Bochy declined to say whether Burrell will be on the bench for Game 4, telling reporters he would think it over, but that's only because a manager is required under major league Rule 13.4 (d) to be vague and polite and respectful of his players in that situation. Nonetheless, he should start Nate Schierholtz in Game 4 instead of Burrell, who is essentially an automatic out.
"I'd be disappointed, of course, because you want to play, but could I blame him? Probably not,'' Burrell said when asked about the possibility of being benched. "I'm not exactly swinging the bat very well, and this is a terribly important time for the team. I'll show up ready to play and we'll see.

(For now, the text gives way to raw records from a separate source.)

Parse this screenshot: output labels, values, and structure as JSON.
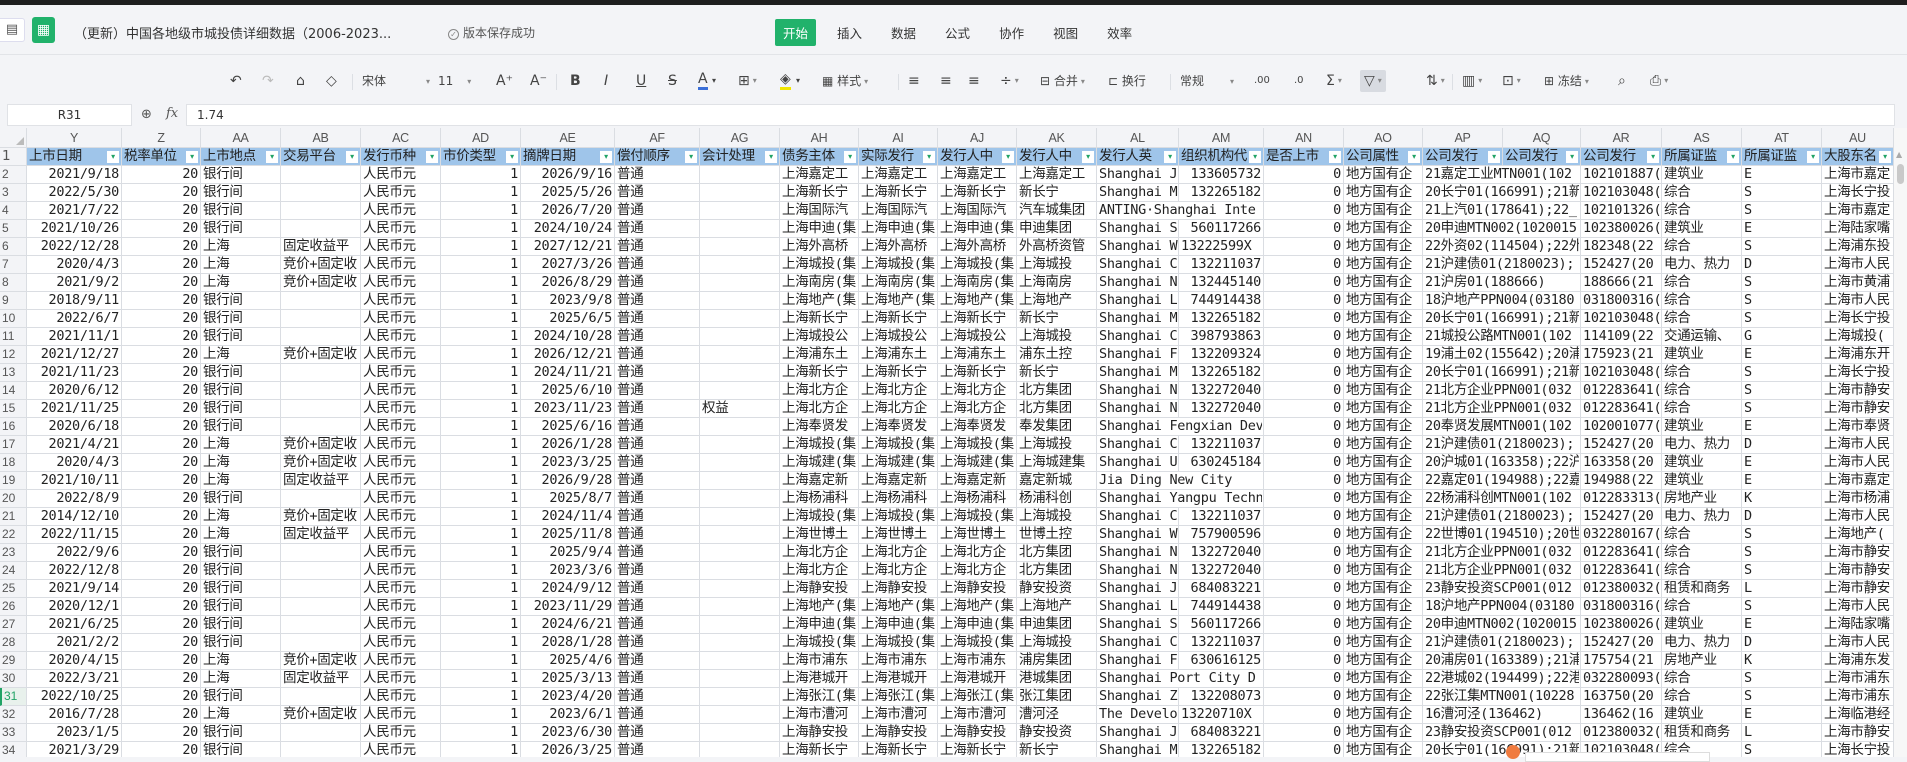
{
  "app": {
    "doc_title": "（更新）中国各地级市城投债详细数据（2006-2023...",
    "save_status": "版本保存成功",
    "menu": [
      "开始",
      "插入",
      "数据",
      "公式",
      "协作",
      "视图",
      "效率"
    ],
    "active_menu": "开始",
    "accent": "#21b26b"
  },
  "toolbar": {
    "font_name": "宋体",
    "font_size": "11",
    "style_label": "样式",
    "merge_label": "合并",
    "wrap_label": "换行",
    "number_format": "常规",
    "freeze_label": "冻结",
    "bold": "B",
    "italic": "I",
    "underline": "U",
    "strike": "S",
    "font_color": "A",
    "grow": "A⁺",
    "shrink": "A⁻",
    "dec_inc": ".00",
    "dec_dec": ".0",
    "sum": "Σ"
  },
  "formula_bar": {
    "cell_ref": "R31",
    "fx": "fx",
    "value": "1.74"
  },
  "grid": {
    "selected_row": 31,
    "columns": [
      "Y",
      "Z",
      "AA",
      "AB",
      "AC",
      "AD",
      "AE",
      "AF",
      "AG",
      "AH",
      "AI",
      "AJ",
      "AK",
      "AL",
      "AM",
      "AN",
      "AO",
      "AP",
      "AQ",
      "AR",
      "AS",
      "AT",
      "AU"
    ],
    "headers": [
      "上市日期",
      "税率单位",
      "上市地点",
      "交易平台",
      "发行币种",
      "市价类型",
      "摘牌日期",
      "偿付顺序",
      "会计处理",
      "债务主体",
      "实际发行",
      "发行人中",
      "发行人中",
      "发行人英",
      "组织机构代",
      "是否上市",
      "公司属性",
      "公司发行",
      "公司发行",
      "公司发行",
      "所属证监",
      "所属证监",
      "大股东名"
    ],
    "rows": [
      [
        "2021/9/18",
        "20",
        "银行间",
        "",
        "人民币元",
        "1",
        "2026/9/16",
        "普通",
        "",
        "上海嘉定工",
        "上海嘉定工",
        "上海嘉定工",
        "上海嘉定工",
        "Shanghai J",
        "133605732",
        "0",
        "地方国有企",
        "21嘉定工业MTN001(102",
        "",
        "102101887(",
        "建筑业",
        "E",
        "上海市嘉定"
      ],
      [
        "2022/5/30",
        "20",
        "银行间",
        "",
        "人民币元",
        "1",
        "2025/5/26",
        "普通",
        "",
        "上海新长宁",
        "上海新长宁",
        "上海新长宁",
        "新长宁",
        "Shanghai M",
        "132265182",
        "0",
        "地方国有企",
        "20长宁01(166991);21新",
        "",
        "102103048(",
        "综合",
        "S",
        "上海长宁投"
      ],
      [
        "2021/7/22",
        "20",
        "银行间",
        "",
        "人民币元",
        "1",
        "2026/7/20",
        "普通",
        "",
        "上海国际汽",
        "上海国际汽",
        "上海国际汽",
        "汽车城集团",
        "ANTING·Shanghai Inte",
        "",
        "0",
        "地方国有企",
        "21上汽01(178641);22_",
        "",
        "102101326(",
        "综合",
        "S",
        "上海市嘉定"
      ],
      [
        "2021/10/26",
        "20",
        "银行间",
        "",
        "人民币元",
        "1",
        "2024/10/24",
        "普通",
        "",
        "上海申迪(集",
        "上海申迪(集",
        "上海申迪(集",
        "申迪集团",
        "Shanghai S",
        "560117266",
        "0",
        "地方国有企",
        "20申迪MTN002(1020015",
        "",
        "102380026(",
        "建筑业",
        "E",
        "上海陆家嘴"
      ],
      [
        "2022/12/28",
        "20",
        "上海",
        "固定收益平",
        "人民币元",
        "1",
        "2027/12/21",
        "普通",
        "",
        "上海外高桥",
        "上海外高桥",
        "上海外高桥",
        "外高桥资管",
        "Shanghai W",
        "13222599X",
        "0",
        "地方国有企",
        "22外资02(114504);22外",
        "",
        "182348(22",
        "综合",
        "S",
        "上海浦东投"
      ],
      [
        "2020/4/3",
        "20",
        "上海",
        "竞价+固定收",
        "人民币元",
        "1",
        "2027/3/26",
        "普通",
        "",
        "上海城投(集",
        "上海城投(集",
        "上海城投(集",
        "上海城投",
        "Shanghai C",
        "132211037",
        "0",
        "地方国有企",
        "21沪建债01(2180023);",
        "",
        "152427(20",
        "电力、热力",
        "D",
        "上海市人民"
      ],
      [
        "2021/9/2",
        "20",
        "上海",
        "竞价+固定收",
        "人民币元",
        "1",
        "2026/8/29",
        "普通",
        "",
        "上海南房(集",
        "上海南房(集",
        "上海南房(集",
        "上海南房",
        "Shanghai N",
        "132445140",
        "0",
        "地方国有企",
        "21沪房01(188666)",
        "",
        "188666(21",
        "综合",
        "S",
        "上海市黄浦"
      ],
      [
        "2018/9/11",
        "20",
        "银行间",
        "",
        "人民币元",
        "1",
        "2023/9/8",
        "普通",
        "",
        "上海地产(集",
        "上海地产(集",
        "上海地产(集",
        "上海地产",
        "Shanghai L",
        "744914438",
        "0",
        "地方国有企",
        "18沪地产PPN004(03180",
        "",
        "031800316(",
        "综合",
        "S",
        "上海市人民"
      ],
      [
        "2022/6/7",
        "20",
        "银行间",
        "",
        "人民币元",
        "1",
        "2025/6/5",
        "普通",
        "",
        "上海新长宁",
        "上海新长宁",
        "上海新长宁",
        "新长宁",
        "Shanghai M",
        "132265182",
        "0",
        "地方国有企",
        "20长宁01(166991);21新",
        "",
        "102103048(",
        "综合",
        "S",
        "上海长宁投"
      ],
      [
        "2021/11/1",
        "20",
        "银行间",
        "",
        "人民币元",
        "1",
        "2024/10/28",
        "普通",
        "",
        "上海城投公",
        "上海城投公",
        "上海城投公",
        "上海城投",
        "Shanghai C",
        "398793863",
        "0",
        "地方国有企",
        "21城投公路MTN001(102",
        "",
        "114109(22",
        "交通运输、",
        "G",
        "上海城投("
      ],
      [
        "2021/12/27",
        "20",
        "上海",
        "竞价+固定收",
        "人民币元",
        "1",
        "2026/12/21",
        "普通",
        "",
        "上海浦东土",
        "上海浦东土",
        "上海浦东土",
        "浦东土控",
        "Shanghai F",
        "132209324",
        "0",
        "地方国有企",
        "19浦土02(155642);20浦",
        "",
        "175923(21",
        "建筑业",
        "E",
        "上海浦东开"
      ],
      [
        "2021/11/23",
        "20",
        "银行间",
        "",
        "人民币元",
        "1",
        "2024/11/21",
        "普通",
        "",
        "上海新长宁",
        "上海新长宁",
        "上海新长宁",
        "新长宁",
        "Shanghai M",
        "132265182",
        "0",
        "地方国有企",
        "20长宁01(166991);21新",
        "",
        "102103048(",
        "综合",
        "S",
        "上海长宁投"
      ],
      [
        "2020/6/12",
        "20",
        "银行间",
        "",
        "人民币元",
        "1",
        "2025/6/10",
        "普通",
        "",
        "上海北方企",
        "上海北方企",
        "上海北方企",
        "北方集团",
        "Shanghai N",
        "132272040",
        "0",
        "地方国有企",
        "21北方企业PPN001(032",
        "",
        "012283641(",
        "综合",
        "S",
        "上海市静安"
      ],
      [
        "2021/11/25",
        "20",
        "银行间",
        "",
        "人民币元",
        "1",
        "2023/11/23",
        "普通",
        "权益",
        "上海北方企",
        "上海北方企",
        "上海北方企",
        "北方集团",
        "Shanghai N",
        "132272040",
        "0",
        "地方国有企",
        "21北方企业PPN001(032",
        "",
        "012283641(",
        "综合",
        "S",
        "上海市静安"
      ],
      [
        "2020/6/18",
        "20",
        "银行间",
        "",
        "人民币元",
        "1",
        "2025/6/16",
        "普通",
        "",
        "上海奉贤发",
        "上海奉贤发",
        "上海奉贤发",
        "奉发集团",
        "Shanghai Fengxian Dev",
        "",
        "0",
        "地方国有企",
        "20奉贤发展MTN001(102",
        "",
        "102001077(",
        "建筑业",
        "E",
        "上海市奉贤"
      ],
      [
        "2021/4/21",
        "20",
        "上海",
        "竞价+固定收",
        "人民币元",
        "1",
        "2026/1/28",
        "普通",
        "",
        "上海城投(集",
        "上海城投(集",
        "上海城投(集",
        "上海城投",
        "Shanghai C",
        "132211037",
        "0",
        "地方国有企",
        "21沪建债01(2180023);",
        "",
        "152427(20",
        "电力、热力",
        "D",
        "上海市人民"
      ],
      [
        "2020/4/3",
        "20",
        "上海",
        "竞价+固定收",
        "人民币元",
        "1",
        "2023/3/25",
        "普通",
        "",
        "上海城建(集",
        "上海城建(集",
        "上海城建(集",
        "上海城建集",
        "Shanghai U",
        "630245184",
        "0",
        "地方国有企",
        "20沪城01(163358);22沪",
        "",
        "163358(20",
        "建筑业",
        "E",
        "上海市人民"
      ],
      [
        "2021/10/11",
        "20",
        "上海",
        "固定收益平",
        "人民币元",
        "1",
        "2026/9/28",
        "普通",
        "",
        "上海嘉定新",
        "上海嘉定新",
        "上海嘉定新",
        "嘉定新城",
        "Jia Ding New City",
        "",
        "0",
        "地方国有企",
        "22嘉定01(194988);22嘉",
        "",
        "194988(22",
        "建筑业",
        "E",
        "上海市嘉定"
      ],
      [
        "2022/8/9",
        "20",
        "银行间",
        "",
        "人民币元",
        "1",
        "2025/8/7",
        "普通",
        "",
        "上海杨浦科",
        "上海杨浦科",
        "上海杨浦科",
        "杨浦科创",
        "Shanghai Yangpu Techn",
        "",
        "0",
        "地方国有企",
        "22杨浦科创MTN001(102",
        "",
        "012283313(",
        "房地产业",
        "K",
        "上海市杨浦"
      ],
      [
        "2014/12/10",
        "20",
        "上海",
        "竞价+固定收",
        "人民币元",
        "1",
        "2024/11/4",
        "普通",
        "",
        "上海城投(集",
        "上海城投(集",
        "上海城投(集",
        "上海城投",
        "Shanghai C",
        "132211037",
        "0",
        "地方国有企",
        "21沪建债01(2180023);",
        "",
        "152427(20",
        "电力、热力",
        "D",
        "上海市人民"
      ],
      [
        "2022/11/15",
        "20",
        "上海",
        "固定收益平",
        "人民币元",
        "1",
        "2025/11/8",
        "普通",
        "",
        "上海世博土",
        "上海世博土",
        "上海世博土",
        "世博土控",
        "Shanghai W",
        "757900596",
        "0",
        "地方国有企",
        "22世博01(194510);20世",
        "",
        "032280167(",
        "综合",
        "S",
        "上海地产("
      ],
      [
        "2022/9/6",
        "20",
        "银行间",
        "",
        "人民币元",
        "1",
        "2025/9/4",
        "普通",
        "",
        "上海北方企",
        "上海北方企",
        "上海北方企",
        "北方集团",
        "Shanghai N",
        "132272040",
        "0",
        "地方国有企",
        "21北方企业PPN001(032",
        "",
        "012283641(",
        "综合",
        "S",
        "上海市静安"
      ],
      [
        "2022/12/8",
        "20",
        "银行间",
        "",
        "人民币元",
        "1",
        "2023/3/6",
        "普通",
        "",
        "上海北方企",
        "上海北方企",
        "上海北方企",
        "北方集团",
        "Shanghai N",
        "132272040",
        "0",
        "地方国有企",
        "21北方企业PPN001(032",
        "",
        "012283641(",
        "综合",
        "S",
        "上海市静安"
      ],
      [
        "2021/9/14",
        "20",
        "银行间",
        "",
        "人民币元",
        "1",
        "2024/9/12",
        "普通",
        "",
        "上海静安投",
        "上海静安投",
        "上海静安投",
        "静安投资",
        "Shanghai J",
        "684083221",
        "0",
        "地方国有企",
        "23静安投资SCP001(012",
        "",
        "012380032(",
        "租赁和商务",
        "L",
        "上海市静安"
      ],
      [
        "2020/12/1",
        "20",
        "银行间",
        "",
        "人民币元",
        "1",
        "2023/11/29",
        "普通",
        "",
        "上海地产(集",
        "上海地产(集",
        "上海地产(集",
        "上海地产",
        "Shanghai L",
        "744914438",
        "0",
        "地方国有企",
        "18沪地产PPN004(03180",
        "",
        "031800316(",
        "综合",
        "S",
        "上海市人民"
      ],
      [
        "2021/6/25",
        "20",
        "银行间",
        "",
        "人民币元",
        "1",
        "2024/6/21",
        "普通",
        "",
        "上海申迪(集",
        "上海申迪(集",
        "上海申迪(集",
        "申迪集团",
        "Shanghai S",
        "560117266",
        "0",
        "地方国有企",
        "20申迪MTN002(1020015",
        "",
        "102380026(",
        "建筑业",
        "E",
        "上海陆家嘴"
      ],
      [
        "2021/2/2",
        "20",
        "银行间",
        "",
        "人民币元",
        "1",
        "2028/1/28",
        "普通",
        "",
        "上海城投(集",
        "上海城投(集",
        "上海城投(集",
        "上海城投",
        "Shanghai C",
        "132211037",
        "0",
        "地方国有企",
        "21沪建债01(2180023);",
        "",
        "152427(20",
        "电力、热力",
        "D",
        "上海市人民"
      ],
      [
        "2020/4/15",
        "20",
        "上海",
        "竞价+固定收",
        "人民币元",
        "1",
        "2025/4/6",
        "普通",
        "",
        "上海市浦东",
        "上海市浦东",
        "上海市浦东",
        "浦房集团",
        "Shanghai F",
        "630616125",
        "0",
        "地方国有企",
        "20浦房01(163389);21浦",
        "",
        "175754(21",
        "房地产业",
        "K",
        "上海浦东发"
      ],
      [
        "2022/3/21",
        "20",
        "上海",
        "固定收益平",
        "人民币元",
        "1",
        "2025/3/13",
        "普通",
        "",
        "上海港城开",
        "上海港城开",
        "上海港城开",
        "港城集团",
        "Shanghai Port City D",
        "",
        "0",
        "地方国有企",
        "22港城02(194499);22港",
        "",
        "032280093(",
        "综合",
        "S",
        "上海市浦东"
      ],
      [
        "2022/10/25",
        "20",
        "银行间",
        "",
        "人民币元",
        "1",
        "2023/4/20",
        "普通",
        "",
        "上海张江(集",
        "上海张江(集",
        "上海张江(集",
        "张江集团",
        "Shanghai Z",
        "132208073",
        "0",
        "地方国有企",
        "22张江集MTN001(10228",
        "",
        "163750(20",
        "综合",
        "S",
        "上海市浦东"
      ],
      [
        "2016/7/28",
        "20",
        "上海",
        "竞价+固定收",
        "人民币元",
        "1",
        "2023/6/1",
        "普通",
        "",
        "上海市漕河",
        "上海市漕河",
        "上海市漕河",
        "漕河泾",
        "The Develo",
        "13220710X",
        "0",
        "地方国有企",
        "16漕河泾(136462)",
        "",
        "136462(16",
        "建筑业",
        "E",
        "上海临港经"
      ],
      [
        "2023/1/5",
        "20",
        "银行间",
        "",
        "人民币元",
        "1",
        "2023/6/30",
        "普通",
        "",
        "上海静安投",
        "上海静安投",
        "上海静安投",
        "静安投资",
        "Shanghai J",
        "684083221",
        "0",
        "地方国有企",
        "23静安投资SCP001(012",
        "",
        "012380032(",
        "租赁和商务",
        "L",
        "上海市静安"
      ],
      [
        "2021/3/29",
        "20",
        "银行间",
        "",
        "人民币元",
        "1",
        "2026/3/25",
        "普通",
        "",
        "上海新长宁",
        "上海新长宁",
        "上海新长宁",
        "新长宁",
        "Shanghai M",
        "132265182",
        "0",
        "地方国有企",
        "20长宁01(166991);21新",
        "",
        "102103048(",
        "综合",
        "S",
        "上海长宁投"
      ]
    ]
  }
}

"My night wasn't good. It's not exactly how you draw it up in your pregame routine. I picked a bad time to struggle. There's no way around it. I'm getting pitches to hit and not doing anything with them. I'm chasing balls off the plate and like I said, this is a bad time.''
Burrell is not the only concern San Francisco has. The other is Jonathan Sanchez who gave up four runs in 4 2/3 innings Saturday. If this series goes the distance, Sanchez stands to be the Game 7 starter, but he is not exactly inspiring confidence right now.
Sanchez held opponents to the lowest batting average in the National League (.204) en route to a 13-9 record and a 3.07 ERA. But he is boldly venturing beyond 200 innings -- 213 after never having pitched as many as 170 before in his career -- and his velocity has been down in his past two starts, both of which ended short of five innings.
"He's had some time off between starts, plenty of rest,'' Bochy said. "But you know, these guys have logged some work, some innings and whether that's caught up with him, I can't answer. But I will say I thought he battled well.''
Sanchez complained about his velocity during his poor NLCS start, but he said he felt fine Saturday. Most of the damage against him came on Mitch Moreland's two-out, three-run homer on a 2-2 pitch in the bottom of the second. Sanchez very nearly got out of that inning after a leadoff double, but Moreland fouled off several two-strike pitches before finally driving a pitch into the right field seats for all the runs Texas needed.
It's funny how one pitch or one loss can make such a difference in the World Series. After the Giants won Game 2 in San Francisco, their field was filled with people posing for photos and kids running on the basepaths and everyone generally behaving as if they had just won the clinching game of a World Series. And outside the park, it was even louder.
The Giants still lead the World Series 2-1, but after Saturday's loss the situation appears much different. On top of the Burrell and Sanchez issues, Cliff Lee is now guaranteed a second start against them and the Giants must also deal with 50,000-plus screaming, claw-and-antler-wearing, "Deep in the Heart of Texas'' singing fans the next two games. This is not to suggest the Giants are in trouble, or at least, in any more trouble than a team ever is in the World Series when it must beat the other league's best team.
And there still are many positives. While they must face Lee in Game 5, the Giants also get to start Tim Lincecum against him and Matt Cain in Game 6 if necessary. And Cody Ross is still hitting -- he homered Saturday for his fifth this postseason. Plus, they have the lead.
"The big picture is we're up 2-1, and before this thing started if you had asked everyone if that would be OK, they would agree,'' Burrell said. "But we knew this wouldn't be easy.''
Jim Caple is a senior writer for ESPN.com.